Look through the records below and say how many lines include "this". Give only that number.

DATA SHOWN>
------------------------------
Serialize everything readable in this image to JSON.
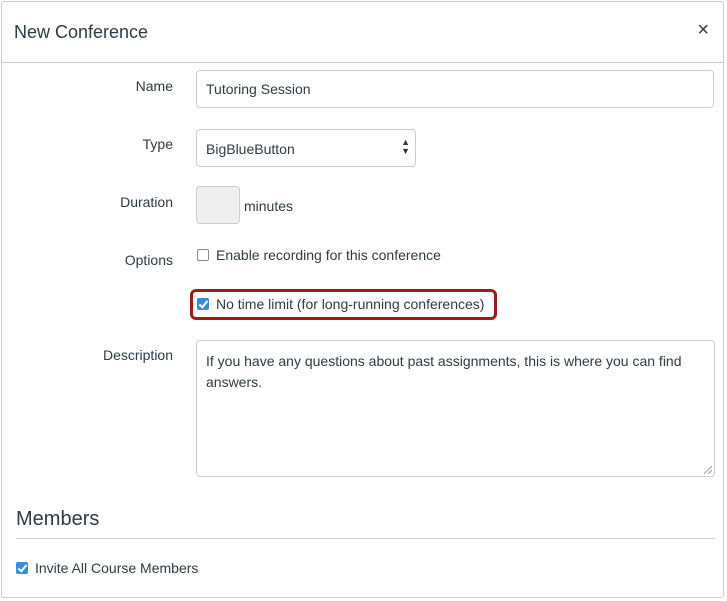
{
  "dialog": {
    "title": "New Conference",
    "close_glyph": "×"
  },
  "form": {
    "name": {
      "label": "Name",
      "value": "Tutoring Session"
    },
    "type": {
      "label": "Type",
      "selected": "BigBlueButton"
    },
    "duration": {
      "label": "Duration",
      "value": "",
      "unit": "minutes"
    },
    "options": {
      "label": "Options",
      "items": [
        {
          "label": "Enable recording for this conference",
          "checked": false
        },
        {
          "label": "No time limit (for long-running conferences)",
          "checked": true
        }
      ]
    },
    "description": {
      "label": "Description",
      "value": "If you have any questions about past assignments, this is where you can find answers."
    }
  },
  "members": {
    "title": "Members",
    "invite_all": {
      "label": "Invite All Course Members",
      "checked": true
    }
  },
  "colors": {
    "text": "#2d3b45",
    "border": "#c7cdd1",
    "checkbox_checked": "#3c8bd9",
    "highlight_outline": "#9e1b1b",
    "disabled_field": "#efefef"
  }
}
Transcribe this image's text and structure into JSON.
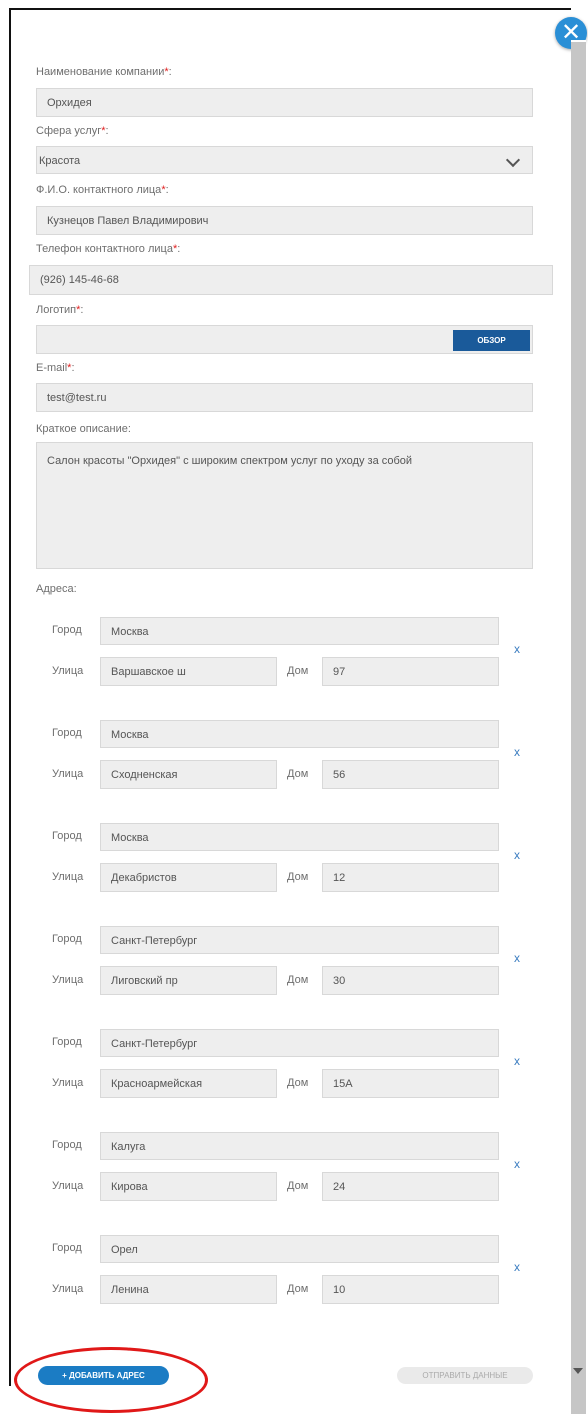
{
  "form": {
    "company_label": "Наименование компании",
    "company_value": "Орхидея",
    "sphere_label": "Сфера услуг",
    "sphere_value": "Красота",
    "contact_label": "Ф.И.О. контактного лица",
    "contact_value": "Кузнецов Павел Владимирович",
    "phone_label": "Телефон контактного лица",
    "phone_value": "(926) 145-46-68",
    "logo_label": "Логотип",
    "browse_label": "ОБЗОР",
    "email_label": "E-mail",
    "email_value": "test@test.ru",
    "desc_label": "Краткое описание:",
    "desc_value": "Салон красоты \"Орхидея\" с широким спектром услуг по уходу за собой",
    "required_mark": "*",
    "colon": ":"
  },
  "addresses_title": "Адреса:",
  "address_labels": {
    "city": "Город",
    "street": "Улица",
    "house": "Дом",
    "remove": "x"
  },
  "addresses": [
    {
      "city": "Москва",
      "street": "Варшавское ш",
      "house": "97"
    },
    {
      "city": "Москва",
      "street": "Сходненская",
      "house": "56"
    },
    {
      "city": "Москва",
      "street": "Декабристов",
      "house": "12"
    },
    {
      "city": "Санкт-Петербург",
      "street": "Лиговский пр",
      "house": "30"
    },
    {
      "city": "Санкт-Петербург",
      "street": "Красноармейская",
      "house": "15А"
    },
    {
      "city": "Калуга",
      "street": "Кирова",
      "house": "24"
    },
    {
      "city": "Орел",
      "street": "Ленина",
      "house": "10"
    }
  ],
  "buttons": {
    "add_address": "+ ДОБАВИТЬ АДРЕС",
    "submit": "ОТПРАВИТЬ ДАННЫЕ",
    "close": "✕"
  },
  "colors": {
    "accent": "#1b7cc4",
    "required": "#e02020",
    "annotation": "#e01818"
  }
}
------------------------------
YOUR RESPONSE>
4